taking the saab story out for another spin around the digital block

Unlike the car itself–designed by Swedes for rough winter roads–my recent story on the Saab brand being saved by dint of an 11th hour deal between GM and Dutch manufacturer Spyker got precisely zero traction.
Maybe it was a bit late behind the news trends, and in comparison to any number of big things happening at home and abroad, the story itself simply got dwarfed by far more pressing matters. I have a personal attachment to the story to which I alluded in the contents. Without a doubt that investment of my own baggage is at the root of my disappointment that there was no indication that anyone read the damned thing. Always a bad idea as a writer to set myself up to take it personally.

Still, I’m waxing impertinent, and have decided to take this one out for another spin, and for three reasons:

1) I like the story itself of Saab being diverted from what had been an all-but-certain destiny for the car history scrap heap;

2) I was pleased with how my treatment of the matter unfolded; and

3) As I realized only after it went live to the Tonic.com site, this article marks number 400 that I’ve done. One one hand it hardly seems possible, but on the other, I have taken on kind of a bluish pallor owing to how much time my schnozz is pressed against the computer screen these past few months.

Unaltered Saab 96 photo courtesy of underwhelmer via flickr; edited versions of same by yours truly.

Posted via email from dmboisterous

Shaken to the core

A shallow (geologically-speaking) quake of 7.0 located under land is going to wreak havoc. If that land happens to be heavily populated and urbanized, it’s bound to be disaterous.

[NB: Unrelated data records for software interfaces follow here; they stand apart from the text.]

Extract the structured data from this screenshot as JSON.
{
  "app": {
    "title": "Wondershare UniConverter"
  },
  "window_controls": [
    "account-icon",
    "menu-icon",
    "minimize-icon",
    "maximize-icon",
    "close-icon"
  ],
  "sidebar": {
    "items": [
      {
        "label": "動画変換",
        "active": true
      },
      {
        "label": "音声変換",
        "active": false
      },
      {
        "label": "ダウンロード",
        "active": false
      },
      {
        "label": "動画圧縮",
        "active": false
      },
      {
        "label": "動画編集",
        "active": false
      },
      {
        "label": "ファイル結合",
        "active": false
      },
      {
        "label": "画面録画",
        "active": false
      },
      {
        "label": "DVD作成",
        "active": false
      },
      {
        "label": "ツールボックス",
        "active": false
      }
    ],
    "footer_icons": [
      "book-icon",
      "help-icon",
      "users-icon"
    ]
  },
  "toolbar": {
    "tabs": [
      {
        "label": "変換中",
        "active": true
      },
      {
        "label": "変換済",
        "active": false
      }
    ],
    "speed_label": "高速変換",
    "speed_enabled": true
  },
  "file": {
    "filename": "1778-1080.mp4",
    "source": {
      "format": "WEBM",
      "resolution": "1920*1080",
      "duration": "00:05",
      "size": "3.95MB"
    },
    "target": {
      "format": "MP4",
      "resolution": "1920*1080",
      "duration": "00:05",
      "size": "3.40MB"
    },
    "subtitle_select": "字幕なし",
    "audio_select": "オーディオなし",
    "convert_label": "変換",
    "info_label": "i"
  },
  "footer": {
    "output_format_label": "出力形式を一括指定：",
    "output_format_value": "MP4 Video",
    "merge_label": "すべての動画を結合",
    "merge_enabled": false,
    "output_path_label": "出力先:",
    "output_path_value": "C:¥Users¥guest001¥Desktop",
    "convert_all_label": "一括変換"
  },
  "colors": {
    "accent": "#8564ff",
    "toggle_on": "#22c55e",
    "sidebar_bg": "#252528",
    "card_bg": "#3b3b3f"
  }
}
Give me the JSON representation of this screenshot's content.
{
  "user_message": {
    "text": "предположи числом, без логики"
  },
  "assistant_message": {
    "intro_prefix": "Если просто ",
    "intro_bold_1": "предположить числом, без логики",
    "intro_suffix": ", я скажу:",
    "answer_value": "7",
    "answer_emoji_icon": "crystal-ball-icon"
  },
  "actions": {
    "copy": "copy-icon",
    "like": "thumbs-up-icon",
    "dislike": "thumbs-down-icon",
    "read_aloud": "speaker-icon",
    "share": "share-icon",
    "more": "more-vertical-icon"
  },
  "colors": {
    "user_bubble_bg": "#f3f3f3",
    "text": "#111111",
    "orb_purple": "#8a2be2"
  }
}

And if the urban area in question is characterized by some of the most dire, crushing poverty to be found anywhere in the western hemisphere, the sorrow becomes nearly too much to wrap a mind around.

Yesterday’s temblor was situated just 10 miles away from the capital city of Port au Prince and its population of two million. With such densely settled humanity in a region characterized by inexpensive and structurally substandard building methods, what we’re seeing unfold is tough to grasp and promises to get grimmer still.

I’m not religious in the least, but a strong spiritual streak runs through to my core, which explains why I find the following quote, taken from an article written by KC Baker for Tonic.com (the site for whom I contribute science news items), so resonant and compelling:

“At this moment, there is no place for so many of these people to go,” he says. “No food. No shelter. No clothes. Nothing. We are being given the opportunity to extend a helping hand. As a person of faith, I believe this is God’s way of saying to the world, ‘I want to see your humanity. Where is it?’–Louis Elneus (President and Founder of Connecticut-based Haiti Lumiere de Demain children’s charity)

I’m additionally compelled to make note of a nice bit of in-the-room elephant identification by the most excellent astrologer Eric Francis, who observes:

“…the Haitian prime minister has said that the estimated death toll of last evening’s earthquake is 100,000 in one little country. Contrast this with a far more powerful earthquake on the island of Sumatra in 2004 which took 230,000 lives in 14 countries.

I wonder how it’s possible that humanitarian aid for the Sumatra quake was just $7 billion USD, whereas the AIG bailout was more like $180 billion.”

I’m not yet sure precisely what I can or will do. Watching and reading the immediate aftermath rapidly unfold, I’m feeling shaken to the core. Regardless of any divine force that may or may not be at play, clearly we are presented with a test of our collective heart and values. I hope that somehow I’m able to rise to this occasion.

I hope that we all are.

Image of event shake map by US Geological Survey via Wikimedia Commons

Posted via email from dmboisterous